PROBLEM: Print out the data below with every line intact.

[Data records for software interfaces]
•••••
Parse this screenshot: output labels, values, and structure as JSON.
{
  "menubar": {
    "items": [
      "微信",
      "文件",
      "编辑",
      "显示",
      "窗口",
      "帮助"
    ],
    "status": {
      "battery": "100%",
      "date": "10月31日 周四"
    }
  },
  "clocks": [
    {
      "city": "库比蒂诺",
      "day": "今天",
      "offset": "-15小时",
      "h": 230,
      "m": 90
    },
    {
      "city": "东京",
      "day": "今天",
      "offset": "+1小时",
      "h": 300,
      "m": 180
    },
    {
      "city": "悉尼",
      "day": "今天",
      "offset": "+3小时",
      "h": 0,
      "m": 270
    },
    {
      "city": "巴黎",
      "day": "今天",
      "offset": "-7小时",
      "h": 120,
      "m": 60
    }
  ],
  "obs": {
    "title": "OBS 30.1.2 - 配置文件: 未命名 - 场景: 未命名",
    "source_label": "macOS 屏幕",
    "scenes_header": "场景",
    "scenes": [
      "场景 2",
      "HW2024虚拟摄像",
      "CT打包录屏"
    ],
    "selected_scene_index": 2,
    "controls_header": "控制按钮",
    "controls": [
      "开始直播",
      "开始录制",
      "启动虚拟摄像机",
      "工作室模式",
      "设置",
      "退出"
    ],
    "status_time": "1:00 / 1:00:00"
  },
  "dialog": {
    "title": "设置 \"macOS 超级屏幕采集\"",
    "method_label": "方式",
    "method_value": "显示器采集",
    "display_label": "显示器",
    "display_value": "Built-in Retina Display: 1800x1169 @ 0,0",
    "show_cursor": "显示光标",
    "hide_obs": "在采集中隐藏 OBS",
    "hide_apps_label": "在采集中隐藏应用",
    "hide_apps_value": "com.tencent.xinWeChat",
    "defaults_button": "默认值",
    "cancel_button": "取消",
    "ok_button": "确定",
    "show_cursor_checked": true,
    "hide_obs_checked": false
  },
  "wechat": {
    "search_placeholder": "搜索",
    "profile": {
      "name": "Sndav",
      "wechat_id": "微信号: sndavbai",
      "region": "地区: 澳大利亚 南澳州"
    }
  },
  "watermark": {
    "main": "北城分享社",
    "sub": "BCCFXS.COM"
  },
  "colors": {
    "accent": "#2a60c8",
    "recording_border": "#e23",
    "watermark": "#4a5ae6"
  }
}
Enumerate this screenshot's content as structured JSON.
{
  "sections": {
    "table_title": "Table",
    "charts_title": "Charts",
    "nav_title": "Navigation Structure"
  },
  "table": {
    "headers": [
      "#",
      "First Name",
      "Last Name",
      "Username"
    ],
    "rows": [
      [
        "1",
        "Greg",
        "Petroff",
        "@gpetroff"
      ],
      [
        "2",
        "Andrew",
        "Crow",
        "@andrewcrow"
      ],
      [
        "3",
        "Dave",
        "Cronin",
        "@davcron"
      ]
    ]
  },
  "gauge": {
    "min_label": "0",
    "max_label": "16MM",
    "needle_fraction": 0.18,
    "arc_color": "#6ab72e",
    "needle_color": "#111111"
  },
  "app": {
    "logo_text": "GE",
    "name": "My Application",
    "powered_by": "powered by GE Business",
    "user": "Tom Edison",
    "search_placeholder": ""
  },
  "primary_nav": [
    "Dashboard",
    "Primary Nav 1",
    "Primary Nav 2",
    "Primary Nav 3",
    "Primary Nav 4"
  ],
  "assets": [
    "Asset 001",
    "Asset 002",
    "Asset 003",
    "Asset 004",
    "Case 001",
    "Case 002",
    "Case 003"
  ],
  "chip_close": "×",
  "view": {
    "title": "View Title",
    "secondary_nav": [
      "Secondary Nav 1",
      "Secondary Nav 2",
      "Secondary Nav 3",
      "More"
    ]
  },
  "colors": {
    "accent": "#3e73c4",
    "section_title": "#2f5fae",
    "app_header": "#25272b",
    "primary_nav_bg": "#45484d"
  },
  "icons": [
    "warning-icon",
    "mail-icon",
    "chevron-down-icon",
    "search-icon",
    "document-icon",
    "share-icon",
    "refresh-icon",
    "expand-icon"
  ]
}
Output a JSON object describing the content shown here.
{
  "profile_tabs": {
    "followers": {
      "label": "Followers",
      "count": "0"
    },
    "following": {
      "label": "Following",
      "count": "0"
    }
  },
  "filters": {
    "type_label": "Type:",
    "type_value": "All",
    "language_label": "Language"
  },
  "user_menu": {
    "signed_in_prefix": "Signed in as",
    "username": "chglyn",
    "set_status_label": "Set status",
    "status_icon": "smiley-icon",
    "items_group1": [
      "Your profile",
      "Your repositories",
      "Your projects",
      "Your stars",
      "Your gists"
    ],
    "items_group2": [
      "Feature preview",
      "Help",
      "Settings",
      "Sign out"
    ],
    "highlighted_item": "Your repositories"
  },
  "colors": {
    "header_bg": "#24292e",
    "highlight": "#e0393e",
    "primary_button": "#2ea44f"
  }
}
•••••
OUTPUT BELOW:
Parse this screenshot: output labels, values, and structure as JSON.
{
  "menubar": {
    "items": [
      "微信",
      "文件",
      "编辑",
      "显示",
      "窗口",
      "帮助"
    ],
    "status": {
      "battery": "100%",
      "date": "10月31日 周四"
    }
  },
  "clocks": [
    {
      "city": "库比蒂诺",
      "day": "今天",
      "offset": "-15小时",
      "h": 230,
      "m": 90
    },
    {
      "city": "东京",
      "day": "今天",
      "offset": "+1小时",
      "h": 300,
      "m": 180
    },
    {
      "city": "悉尼",
      "day": "今天",
      "offset": "+3小时",
      "h": 0,
      "m": 270
    },
    {
      "city": "巴黎",
      "day": "今天",
      "offset": "-7小时",
      "h": 120,
      "m": 60
    }
  ],
  "obs": {
    "title": "OBS 30.1.2 - 配置文件: 未命名 - 场景: 未命名",
    "source_label": "macOS 屏幕",
    "scenes_header": "场景",
    "scenes": [
      "场景 2",
      "HW2024虚拟摄像",
      "CT打包录屏"
    ],
    "selected_scene_index": 2,
    "controls_header": "控制按钮",
    "controls": [
      "开始直播",
      "开始录制",
      "启动虚拟摄像机",
      "工作室模式",
      "设置",
      "退出"
    ],
    "status_time": "1:00 / 1:00:00"
  },
  "dialog": {
    "title": "设置 \"macOS 超级屏幕采集\"",
    "method_label": "方式",
    "method_value": "显示器采集",
    "display_label": "显示器",
    "display_value": "Built-in Retina Display: 1800x1169 @ 0,0",
    "show_cursor": "显示光标",
    "hide_obs": "在采集中隐藏 OBS",
    "hide_apps_label": "在采集中隐藏应用",
    "hide_apps_value": "com.tencent.xinWeChat",
    "defaults_button": "默认值",
    "cancel_button": "取消",
    "ok_button": "确定",
    "show_cursor_checked": true,
    "hide_obs_checked": false
  },
  "wechat": {
    "search_placeholder": "搜索",
    "profile": {
      "name": "Sndav",
      "wechat_id": "微信号: sndavbai",
      "region": "地区: 澳大利亚 南澳州"
    }
  },
  "watermark": {
    "main": "北城分享社",
    "sub": "BCCFXS.COM"
  },
  "colors": {
    "accent": "#2a60c8",
    "recording_border": "#e23",
    "watermark": "#4a5ae6"
  }
}
Enumerate this screenshot's content as structured JSON.
{
  "sections": {
    "table_title": "Table",
    "charts_title": "Charts",
    "nav_title": "Navigation Structure"
  },
  "table": {
    "headers": [
      "#",
      "First Name",
      "Last Name",
      "Username"
    ],
    "rows": [
      [
        "1",
        "Greg",
        "Petroff",
        "@gpetroff"
      ],
      [
        "2",
        "Andrew",
        "Crow",
        "@andrewcrow"
      ],
      [
        "3",
        "Dave",
        "Cronin",
        "@davcron"
      ]
    ]
  },
  "gauge": {
    "min_label": "0",
    "max_label": "16MM",
    "needle_fraction": 0.18,
    "arc_color": "#6ab72e",
    "needle_color": "#111111"
  },
  "app": {
    "logo_text": "GE",
    "name": "My Application",
    "powered_by": "powered by GE Business",
    "user": "Tom Edison",
    "search_placeholder": ""
  },
  "primary_nav": [
    "Dashboard",
    "Primary Nav 1",
    "Primary Nav 2",
    "Primary Nav 3",
    "Primary Nav 4"
  ],
  "assets": [
    "Asset 001",
    "Asset 002",
    "Asset 003",
    "Asset 004",
    "Case 001",
    "Case 002",
    "Case 003"
  ],
  "chip_close": "×",
  "view": {
    "title": "View Title",
    "secondary_nav": [
      "Secondary Nav 1",
      "Secondary Nav 2",
      "Secondary Nav 3",
      "More"
    ]
  },
  "colors": {
    "accent": "#3e73c4",
    "section_title": "#2f5fae",
    "app_header": "#25272b",
    "primary_nav_bg": "#45484d"
  },
  "icons": [
    "warning-icon",
    "mail-icon",
    "chevron-down-icon",
    "search-icon",
    "document-icon",
    "share-icon",
    "refresh-icon",
    "expand-icon"
  ]
}
Output a JSON object describing the content shown here.
{
  "profile_tabs": {
    "followers": {
      "label": "Followers",
      "count": "0"
    },
    "following": {
      "label": "Following",
      "count": "0"
    }
  },
  "filters": {
    "type_label": "Type:",
    "type_value": "All",
    "language_label": "Language"
  },
  "user_menu": {
    "signed_in_prefix": "Signed in as",
    "username": "chglyn",
    "set_status_label": "Set status",
    "status_icon": "smiley-icon",
    "items_group1": [
      "Your profile",
      "Your repositories",
      "Your projects",
      "Your stars",
      "Your gists"
    ],
    "items_group2": [
      "Feature preview",
      "Help",
      "Settings",
      "Sign out"
    ],
    "highlighted_item": "Your repositories"
  },
  "colors": {
    "header_bg": "#24292e",
    "highlight": "#e0393e",
    "primary_button": "#2ea44f"
  }
}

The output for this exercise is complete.